What Is a Slot?


A slot is a narrow opening for receiving or admitting something, such as a coin or letter. Also, a narrow notch or other similar opening between the tips of certain birds’ primaries, during flight, which aids in maintaining a flow of air over the wings.

In slots, players insert cash (or in “ticket-in, ticket-out” machines, a paper ticket with a barcode) into a designated slot on the machine to activate it and start spinning reels. If the player matches a winning combination of symbols, they earn credits based on the pay table. The pay table is typically listed on the machine’s face, above and below the area containing the wheels, or within the help menu. Some machines feature wild symbols, which can substitute for other symbols to complete a winning line.

The number of pay lines on a slot is one of the most important factors to consider when choosing a machine. Some slots have a fixed set of paylines that cannot be changed; others allow you to choose how many lines to activate. Regardless of how many paylines a machine has, all slots will return some percentage of the money put into them to players; this is known as the “return-to-player” percentage and is often displayed in the machine’s help information.

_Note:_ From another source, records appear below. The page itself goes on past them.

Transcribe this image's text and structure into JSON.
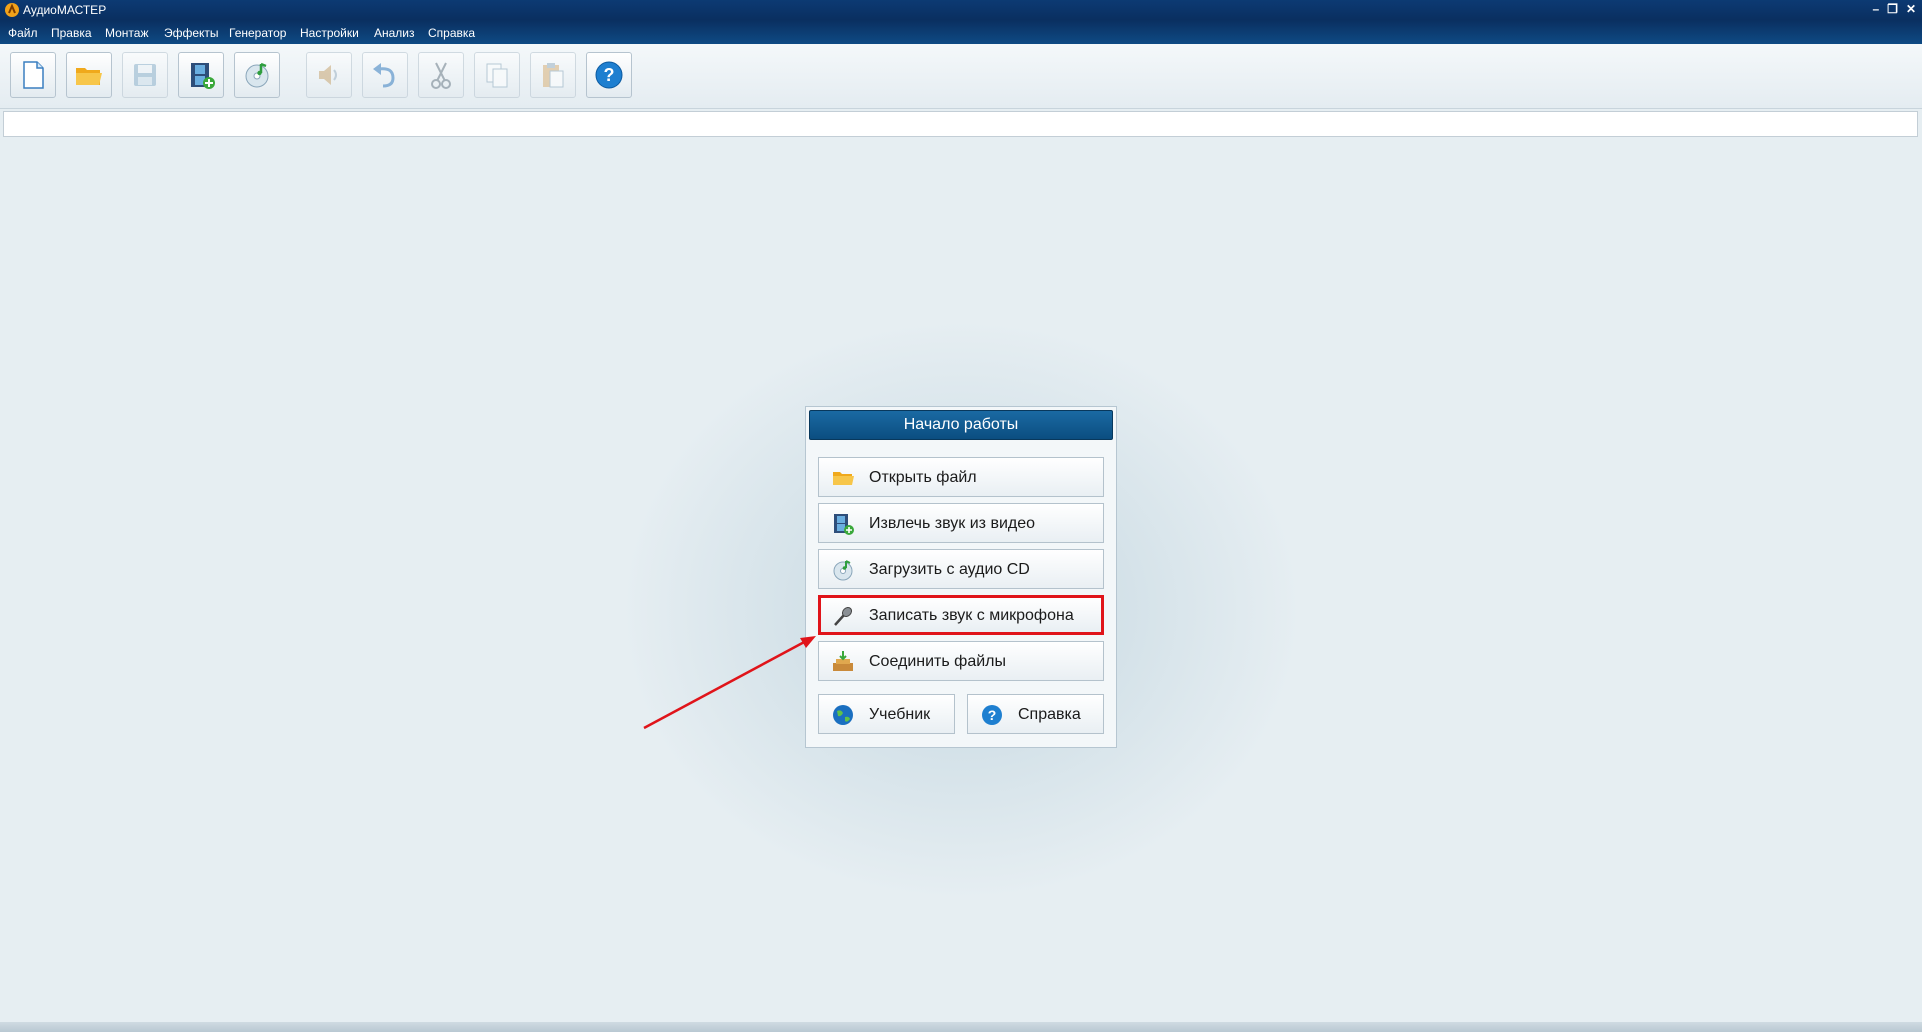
{
  "window": {
    "title": "АудиоМАСТЕР",
    "controls": [
      "–",
      "❐",
      "✕"
    ]
  },
  "menu": [
    "Файл",
    "Правка",
    "Монтаж",
    "Эффекты",
    "Генератор",
    "Настройки",
    "Анализ",
    "Справка"
  ],
  "toolbar": [
    {
      "icon": "new-file-icon",
      "enabled": true
    },
    {
      "icon": "open-folder-icon",
      "enabled": true
    },
    {
      "icon": "save-icon",
      "enabled": false
    },
    {
      "icon": "video-add-icon",
      "enabled": true
    },
    {
      "icon": "audio-cd-icon",
      "enabled": true
    },
    {
      "icon": "speaker-icon",
      "enabled": false
    },
    {
      "icon": "undo-icon",
      "enabled": false
    },
    {
      "icon": "cut-icon",
      "enabled": false
    },
    {
      "icon": "copy-icon",
      "enabled": false
    },
    {
      "icon": "paste-icon",
      "enabled": false
    },
    {
      "icon": "help-icon",
      "enabled": true
    }
  ],
  "start_panel": {
    "title": "Начало работы",
    "buttons": [
      {
        "label": "Открыть файл",
        "icon": "folder-icon"
      },
      {
        "label": "Извлечь звук из видео",
        "icon": "video-icon"
      },
      {
        "label": "Загрузить с аудио CD",
        "icon": "cd-icon"
      },
      {
        "label": "Записать звук с микрофона",
        "icon": "microphone-icon",
        "highlighted": true
      },
      {
        "label": "Соединить файлы",
        "icon": "join-files-icon"
      }
    ],
    "bottom_buttons": [
      {
        "label": "Учебник",
        "icon": "globe-icon"
      },
      {
        "label": "Справка",
        "icon": "help-icon"
      }
    ]
  },
  "colors": {
    "highlight": "#e0141a",
    "arrow": "#e0141a",
    "header": "#0b4e80"
  }
}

Players looking for a new slot to try should look for those with high payouts and a variety of features. They should also check a machine’s max bet amount before playing, as this can vary widely and prevent players from losing their entire bankroll in a single spin. In addition, players should be aware of a machine’s minimum betting requirement and whether or not it has a progressive jackpot.